Your new campaign has, for better or worse, resurfaced discussion about your political history. How has your outlook on political involvement evolved over the course of your life?
“I’m focused on issues relevant to today. While I believe that politics should focus on the needs of the community I have come to learn that some of my opponents are focused on dredging up old disproven false allegations in a pathetic attempt to sling political mud. I am the only candidate that has pledged not to raise taxes. On day one I will vote to revoke the 30 million dollar pickle ball fiasco! On my watch your garbage will be picked up on time or we will make other arrangements to ensure it is. I am a conservative voice for conservative folks.”

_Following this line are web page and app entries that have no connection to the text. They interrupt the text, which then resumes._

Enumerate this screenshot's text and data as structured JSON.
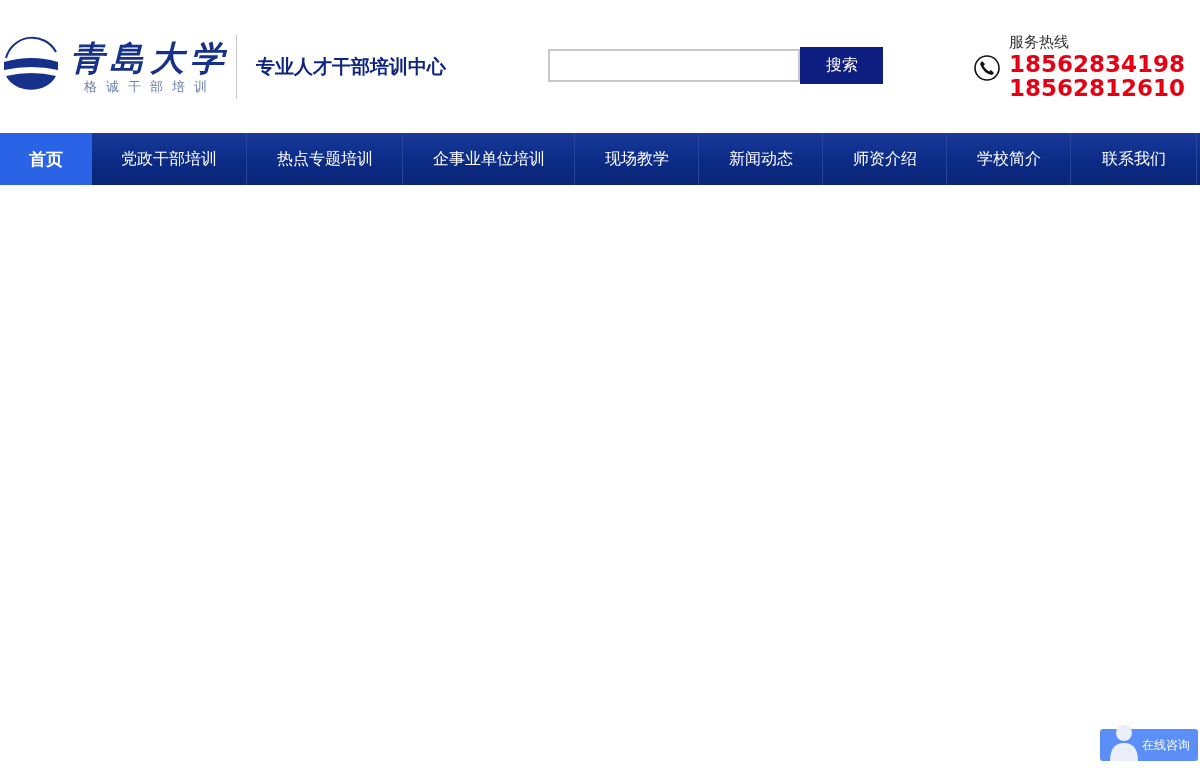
{
  "header": {
    "logo": {
      "name": "青島大学",
      "slogan": "格诚干部培训"
    },
    "center_title": "专业人才干部培训中心",
    "search": {
      "button": "搜索"
    },
    "hotline": {
      "label": "服务热线",
      "numbers": [
        "18562834198",
        "18562812610"
      ]
    }
  },
  "nav": [
    {
      "label": "首页",
      "selected": true
    },
    {
      "label": "党政干部培训",
      "selected": false
    },
    {
      "label": "热点专题培训",
      "selected": false
    },
    {
      "label": "企事业单位培训",
      "selected": false
    },
    {
      "label": "现场教学",
      "selected": false
    },
    {
      "label": "新闻动态",
      "selected": false
    },
    {
      "label": "师资介绍",
      "selected": false
    },
    {
      "label": "学校简介",
      "selected": false
    },
    {
      "label": "联系我们",
      "selected": false
    }
  ],
  "chat_button": {
    "label": "在线咨询"
  }
}
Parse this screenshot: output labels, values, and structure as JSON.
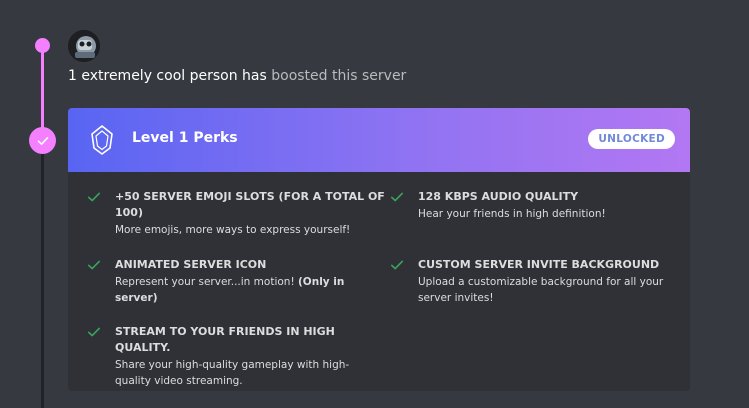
{
  "boost": {
    "who": "1 extremely cool person has",
    "rest": " boosted this server"
  },
  "level": {
    "title": "Level 1 Perks",
    "badge": "UNLOCKED"
  },
  "perks": [
    {
      "name": "+50 SERVER EMOJI SLOTS (FOR A TOTAL OF 100)",
      "desc": "More emojis, more ways to express yourself!"
    },
    {
      "name": "128 KBPS AUDIO QUALITY",
      "desc": "Hear your friends in high definition!"
    },
    {
      "name": "ANIMATED SERVER ICON",
      "desc": "Represent your server...in motion!",
      "desc_bold": "(Only in server)"
    },
    {
      "name": "CUSTOM SERVER INVITE BACKGROUND",
      "desc": "Upload a customizable background for all your server invites!"
    },
    {
      "name": "STREAM TO YOUR FRIENDS IN HIGH QUALITY.",
      "desc": "Share your high-quality gameplay with high-quality video streaming."
    }
  ],
  "colors": {
    "background": "#36393f",
    "card": "#2f3136",
    "timeline_active": "#f47fff",
    "check": "#3ba55c",
    "header_gradient_start": "#5865f2",
    "header_gradient_end": "#b377f3"
  },
  "icons": {
    "level_gem": "crystal-gem-icon",
    "node_check": "check-icon",
    "perk_check": "check-icon"
  }
}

The special election for Palm Coast Mayor will be held on July 27th at the following locations:
- Flagler County Supervisor of Elections Office – Government Services Building, 1769 E. Moody Boulevard, Building 2, Suite 101, Bunnell, Florida, 32110
- Palm Coast Community Center, 305 Palm Coast Parkway NE, Palm Coast, Florida, 32137
- Flagler County Library, 2500 Palm Coast Parkway NW, Palm Coast, Florida, 32137
Early voting will take place from July 17th to July 24th, from 10:00 am to 6:00 pm. The candidates are Democrats Doug Courtney and Cornelia Downing Manfre, along with Republicans David Alfin, Kathy Austrino, Carol “Mother Elizabeth” Bacha, and Alan Lowe. Check back on AskFlagler for interviews with other candidates as well as the most comprehensive election coverage in Palm Coast.